Maybe is a true blessing: an easy way to be noncommittal. OK is a miracle of near universality and world-class versatility: it can be an adjective, adverb, interjection, noun, and verb (not to mention having a fascinating origin story).
please vs. thank you
The “magic word” itself, please is the key to polite requests and earnest pleas alike. It’s matched up against the term at the other end of such interactions: thank you, the reigning champion of gratitude (yes, technically it’s a phrase, but it functions like a single-word interjection).
um vs. ew
Um gets a bad reputation as the ultimate “filler word,” but try to imagine life without it, with nothing but awkward pauses to resort to when we’re grasping for what to say next. As for ew: just try to express disgust more efficiently.
sorry vs. oops
The world would be a far worse place without a concise way to acknowledge a mistake. There is power in a single, sincere sorry, just as there is catharsis in a well-placed oops. Bonus: both can be wielded sarcastically to searing effect.
hello vs. goodbye
Is there a word more fundamental to what it means to be human than hello? Perhaps there is, and perhaps it’s goodbye. No one likes to say it, but at some point, we all have to.
what vs. why
It’s hard to fathom life without either of these indispensable interrogatives, both essential for posing questions practical and existential.
me vs. you
It’s first person against second person. But remember: everyone is a me and a you, depending on the point of view.
y’all vs. hey
The word y’all, once only a regional favorite of collective address, has broken onto the national scene. But don’t sleep on hey, whose underrated range allows it to pivot from familiar greeting (“Hey!”) to accusatory attention-getter (“Hey!”).
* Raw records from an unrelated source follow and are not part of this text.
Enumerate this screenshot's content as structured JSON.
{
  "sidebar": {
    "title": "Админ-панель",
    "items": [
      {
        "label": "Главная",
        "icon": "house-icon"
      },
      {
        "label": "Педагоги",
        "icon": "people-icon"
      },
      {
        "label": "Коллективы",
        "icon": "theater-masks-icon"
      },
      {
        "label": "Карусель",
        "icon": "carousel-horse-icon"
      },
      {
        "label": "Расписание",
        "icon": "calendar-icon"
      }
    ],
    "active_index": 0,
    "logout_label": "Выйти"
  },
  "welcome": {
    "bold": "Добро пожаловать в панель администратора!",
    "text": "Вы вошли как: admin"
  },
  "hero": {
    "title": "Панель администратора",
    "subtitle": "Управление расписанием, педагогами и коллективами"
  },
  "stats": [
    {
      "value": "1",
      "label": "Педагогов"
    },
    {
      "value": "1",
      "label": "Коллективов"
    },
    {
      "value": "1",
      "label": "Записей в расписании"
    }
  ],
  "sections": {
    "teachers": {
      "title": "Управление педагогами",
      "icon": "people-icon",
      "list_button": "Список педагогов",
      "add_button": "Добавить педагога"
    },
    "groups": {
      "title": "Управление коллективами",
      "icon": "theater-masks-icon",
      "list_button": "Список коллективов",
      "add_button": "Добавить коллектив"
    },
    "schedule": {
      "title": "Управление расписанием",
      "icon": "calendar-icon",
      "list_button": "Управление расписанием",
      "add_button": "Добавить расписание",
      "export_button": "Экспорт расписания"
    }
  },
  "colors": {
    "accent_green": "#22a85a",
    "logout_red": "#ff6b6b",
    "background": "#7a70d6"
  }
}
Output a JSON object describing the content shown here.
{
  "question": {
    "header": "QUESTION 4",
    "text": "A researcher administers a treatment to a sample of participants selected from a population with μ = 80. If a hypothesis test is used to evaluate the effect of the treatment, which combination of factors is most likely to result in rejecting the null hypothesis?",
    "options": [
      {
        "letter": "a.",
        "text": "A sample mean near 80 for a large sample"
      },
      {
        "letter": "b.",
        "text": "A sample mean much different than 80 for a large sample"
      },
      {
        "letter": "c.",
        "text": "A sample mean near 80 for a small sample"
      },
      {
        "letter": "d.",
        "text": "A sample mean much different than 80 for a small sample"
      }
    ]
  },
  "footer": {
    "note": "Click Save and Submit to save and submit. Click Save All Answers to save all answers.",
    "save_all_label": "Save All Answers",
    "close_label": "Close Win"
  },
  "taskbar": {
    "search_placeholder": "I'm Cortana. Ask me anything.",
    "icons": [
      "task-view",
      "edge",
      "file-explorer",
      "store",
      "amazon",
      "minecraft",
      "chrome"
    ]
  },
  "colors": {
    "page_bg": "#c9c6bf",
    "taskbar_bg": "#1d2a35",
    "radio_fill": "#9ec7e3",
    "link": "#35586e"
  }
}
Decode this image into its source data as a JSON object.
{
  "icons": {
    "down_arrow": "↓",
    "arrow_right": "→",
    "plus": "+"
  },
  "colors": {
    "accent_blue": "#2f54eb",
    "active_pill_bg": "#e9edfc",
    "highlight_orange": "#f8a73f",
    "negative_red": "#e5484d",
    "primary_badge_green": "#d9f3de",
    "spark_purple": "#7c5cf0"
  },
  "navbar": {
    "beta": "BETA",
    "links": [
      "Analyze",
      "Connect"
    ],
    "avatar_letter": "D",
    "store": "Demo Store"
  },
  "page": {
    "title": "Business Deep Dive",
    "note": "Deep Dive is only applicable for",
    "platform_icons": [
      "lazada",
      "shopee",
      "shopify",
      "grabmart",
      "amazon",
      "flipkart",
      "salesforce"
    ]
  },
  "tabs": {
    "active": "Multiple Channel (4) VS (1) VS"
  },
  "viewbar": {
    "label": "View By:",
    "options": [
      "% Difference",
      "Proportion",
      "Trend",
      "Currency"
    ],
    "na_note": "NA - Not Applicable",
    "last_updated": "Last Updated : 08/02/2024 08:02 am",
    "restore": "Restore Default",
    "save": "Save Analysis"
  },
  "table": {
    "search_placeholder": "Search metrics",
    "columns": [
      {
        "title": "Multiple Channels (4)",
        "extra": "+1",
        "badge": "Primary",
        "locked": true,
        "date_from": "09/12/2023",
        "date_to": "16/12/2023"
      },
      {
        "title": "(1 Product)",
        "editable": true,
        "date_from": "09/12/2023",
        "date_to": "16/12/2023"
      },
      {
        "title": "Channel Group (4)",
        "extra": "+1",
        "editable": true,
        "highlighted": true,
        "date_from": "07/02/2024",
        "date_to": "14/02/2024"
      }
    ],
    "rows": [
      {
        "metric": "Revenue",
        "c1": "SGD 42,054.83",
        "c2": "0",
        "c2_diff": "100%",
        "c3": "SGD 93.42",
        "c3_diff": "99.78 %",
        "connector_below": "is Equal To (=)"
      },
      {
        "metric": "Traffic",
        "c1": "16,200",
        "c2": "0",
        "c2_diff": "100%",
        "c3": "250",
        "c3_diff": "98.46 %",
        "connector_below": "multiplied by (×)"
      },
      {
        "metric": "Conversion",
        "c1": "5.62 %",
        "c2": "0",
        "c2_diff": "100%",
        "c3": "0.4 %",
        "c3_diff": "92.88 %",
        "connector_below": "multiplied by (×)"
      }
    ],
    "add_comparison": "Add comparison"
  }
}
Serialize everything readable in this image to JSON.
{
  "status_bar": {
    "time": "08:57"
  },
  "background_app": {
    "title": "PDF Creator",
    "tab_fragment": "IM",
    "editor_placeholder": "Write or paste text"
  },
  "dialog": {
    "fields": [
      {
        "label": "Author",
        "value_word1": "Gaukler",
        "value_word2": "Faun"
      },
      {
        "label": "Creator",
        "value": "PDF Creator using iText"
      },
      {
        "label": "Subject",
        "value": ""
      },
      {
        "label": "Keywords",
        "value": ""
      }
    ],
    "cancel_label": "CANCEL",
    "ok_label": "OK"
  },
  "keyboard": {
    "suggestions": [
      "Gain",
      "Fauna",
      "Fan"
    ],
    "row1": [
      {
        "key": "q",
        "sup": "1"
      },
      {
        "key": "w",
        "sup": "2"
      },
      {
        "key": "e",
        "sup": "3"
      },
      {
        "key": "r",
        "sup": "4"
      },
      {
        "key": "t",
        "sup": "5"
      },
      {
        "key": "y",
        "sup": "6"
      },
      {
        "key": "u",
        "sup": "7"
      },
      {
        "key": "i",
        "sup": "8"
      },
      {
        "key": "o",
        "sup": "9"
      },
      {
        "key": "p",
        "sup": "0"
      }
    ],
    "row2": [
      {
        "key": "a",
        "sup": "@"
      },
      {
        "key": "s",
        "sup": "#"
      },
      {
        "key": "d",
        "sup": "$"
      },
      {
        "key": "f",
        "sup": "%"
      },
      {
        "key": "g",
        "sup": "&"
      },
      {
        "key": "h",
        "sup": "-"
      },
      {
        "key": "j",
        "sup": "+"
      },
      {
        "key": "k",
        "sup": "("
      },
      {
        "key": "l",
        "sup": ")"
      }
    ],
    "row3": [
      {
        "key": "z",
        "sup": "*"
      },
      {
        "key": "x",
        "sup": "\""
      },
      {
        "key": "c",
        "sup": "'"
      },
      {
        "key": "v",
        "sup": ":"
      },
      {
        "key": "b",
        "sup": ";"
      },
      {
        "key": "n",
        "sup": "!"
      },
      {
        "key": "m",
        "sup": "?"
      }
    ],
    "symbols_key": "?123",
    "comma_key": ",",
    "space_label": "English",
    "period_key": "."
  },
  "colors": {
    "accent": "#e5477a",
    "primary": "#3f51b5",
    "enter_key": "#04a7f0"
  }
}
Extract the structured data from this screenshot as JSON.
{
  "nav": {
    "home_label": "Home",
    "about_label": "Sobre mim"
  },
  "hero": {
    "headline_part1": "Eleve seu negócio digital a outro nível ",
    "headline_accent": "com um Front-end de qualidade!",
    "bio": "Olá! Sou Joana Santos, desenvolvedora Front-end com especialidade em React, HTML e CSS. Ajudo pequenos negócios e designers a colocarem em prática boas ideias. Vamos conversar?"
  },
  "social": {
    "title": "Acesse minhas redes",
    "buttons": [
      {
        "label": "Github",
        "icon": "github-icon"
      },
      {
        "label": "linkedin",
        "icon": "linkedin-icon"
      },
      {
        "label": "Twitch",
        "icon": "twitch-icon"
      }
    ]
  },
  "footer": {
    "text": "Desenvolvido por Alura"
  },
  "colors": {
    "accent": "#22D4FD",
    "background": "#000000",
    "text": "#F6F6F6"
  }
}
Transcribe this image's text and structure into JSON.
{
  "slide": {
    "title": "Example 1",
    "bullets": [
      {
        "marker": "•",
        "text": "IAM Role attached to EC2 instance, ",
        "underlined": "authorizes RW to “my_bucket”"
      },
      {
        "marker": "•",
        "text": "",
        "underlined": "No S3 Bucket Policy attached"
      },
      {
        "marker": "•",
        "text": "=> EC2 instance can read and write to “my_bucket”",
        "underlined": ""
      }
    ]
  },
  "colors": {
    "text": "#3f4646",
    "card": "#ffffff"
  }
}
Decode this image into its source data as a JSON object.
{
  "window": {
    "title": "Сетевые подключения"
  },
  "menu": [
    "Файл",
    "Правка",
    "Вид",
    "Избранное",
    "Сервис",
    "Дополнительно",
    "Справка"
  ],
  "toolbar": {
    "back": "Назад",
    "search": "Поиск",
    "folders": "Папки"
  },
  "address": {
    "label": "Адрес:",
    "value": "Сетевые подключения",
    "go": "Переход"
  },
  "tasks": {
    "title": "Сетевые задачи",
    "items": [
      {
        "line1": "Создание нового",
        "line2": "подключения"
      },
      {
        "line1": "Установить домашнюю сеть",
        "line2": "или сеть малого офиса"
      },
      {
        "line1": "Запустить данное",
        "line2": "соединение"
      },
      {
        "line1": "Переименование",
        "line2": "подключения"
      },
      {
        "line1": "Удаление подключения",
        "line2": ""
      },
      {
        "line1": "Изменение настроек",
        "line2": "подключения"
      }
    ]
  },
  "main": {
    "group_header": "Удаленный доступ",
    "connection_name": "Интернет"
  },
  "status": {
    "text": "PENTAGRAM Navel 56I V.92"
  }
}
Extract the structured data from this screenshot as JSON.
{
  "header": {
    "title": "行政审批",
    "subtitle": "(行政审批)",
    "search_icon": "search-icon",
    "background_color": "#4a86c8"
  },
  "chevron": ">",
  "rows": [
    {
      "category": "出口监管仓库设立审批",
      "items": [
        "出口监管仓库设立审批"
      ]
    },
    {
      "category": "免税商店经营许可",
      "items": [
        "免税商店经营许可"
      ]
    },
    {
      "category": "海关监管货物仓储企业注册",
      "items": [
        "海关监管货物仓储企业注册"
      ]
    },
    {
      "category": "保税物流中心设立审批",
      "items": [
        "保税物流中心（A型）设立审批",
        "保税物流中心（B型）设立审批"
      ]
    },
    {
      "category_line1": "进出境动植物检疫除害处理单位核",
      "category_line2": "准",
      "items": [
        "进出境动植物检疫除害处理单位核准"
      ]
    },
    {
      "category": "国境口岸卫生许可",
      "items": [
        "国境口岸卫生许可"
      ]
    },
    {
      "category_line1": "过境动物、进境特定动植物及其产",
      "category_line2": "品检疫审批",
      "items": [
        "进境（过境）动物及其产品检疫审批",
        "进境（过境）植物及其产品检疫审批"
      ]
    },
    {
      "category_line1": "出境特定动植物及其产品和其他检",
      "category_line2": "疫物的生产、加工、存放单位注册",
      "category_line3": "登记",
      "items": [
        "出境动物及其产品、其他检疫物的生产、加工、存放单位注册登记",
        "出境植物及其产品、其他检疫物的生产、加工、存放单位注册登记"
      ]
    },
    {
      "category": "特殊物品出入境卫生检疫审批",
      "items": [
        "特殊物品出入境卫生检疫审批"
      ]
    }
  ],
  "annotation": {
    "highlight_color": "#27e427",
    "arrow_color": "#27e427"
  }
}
home vs. welcome
Through some kind of linguistic alchemy, home is imbued with the ability to impart some of the same warm feeling of comfort provided by the place itself. Welcome, central to the sacred tradition of hospitality, is proof of the best that we’re capable of.
the vs. thing
A real grammarian’s matchup: the definite article versus the stand-in for any item, tangible or abstract. Good luck getting the English language to function without either of these ubiquitous terms.
love vs. friend
The basis of entire genres of songs, stories, and letters, love is renowned for its use as both a noun and—most famously between I and you—a verb. Love itself may be beloved, but don’t discount the joy of calling someone a friend—and of having the word applied to you.
whoa vs. awesome
This matchup pits pop culture darling whoa against longtime favorite awesome. The latter may seem played out, even after besting cool to make the GWOAT tournament, but don’t underestimate its continued prominence in our informal vocabulary.
happy vs. beautiful
In a field short on adjectives, either one of these perennially popular descriptors could draw the support of those who prize positivity.
lol vs. yikes
The inclusion of lol is sure to rile up the purists, begging the question of whether it’s even a word (and whether we just used begging the question properly lol). And then there’s yikes, a potential dark horse and, according to one analyst, “the Boaty McBoatfaciest competitor in the bracket.”
You can vote on Twitter.
I’m opting for love, because that’s what the world, and people, need most.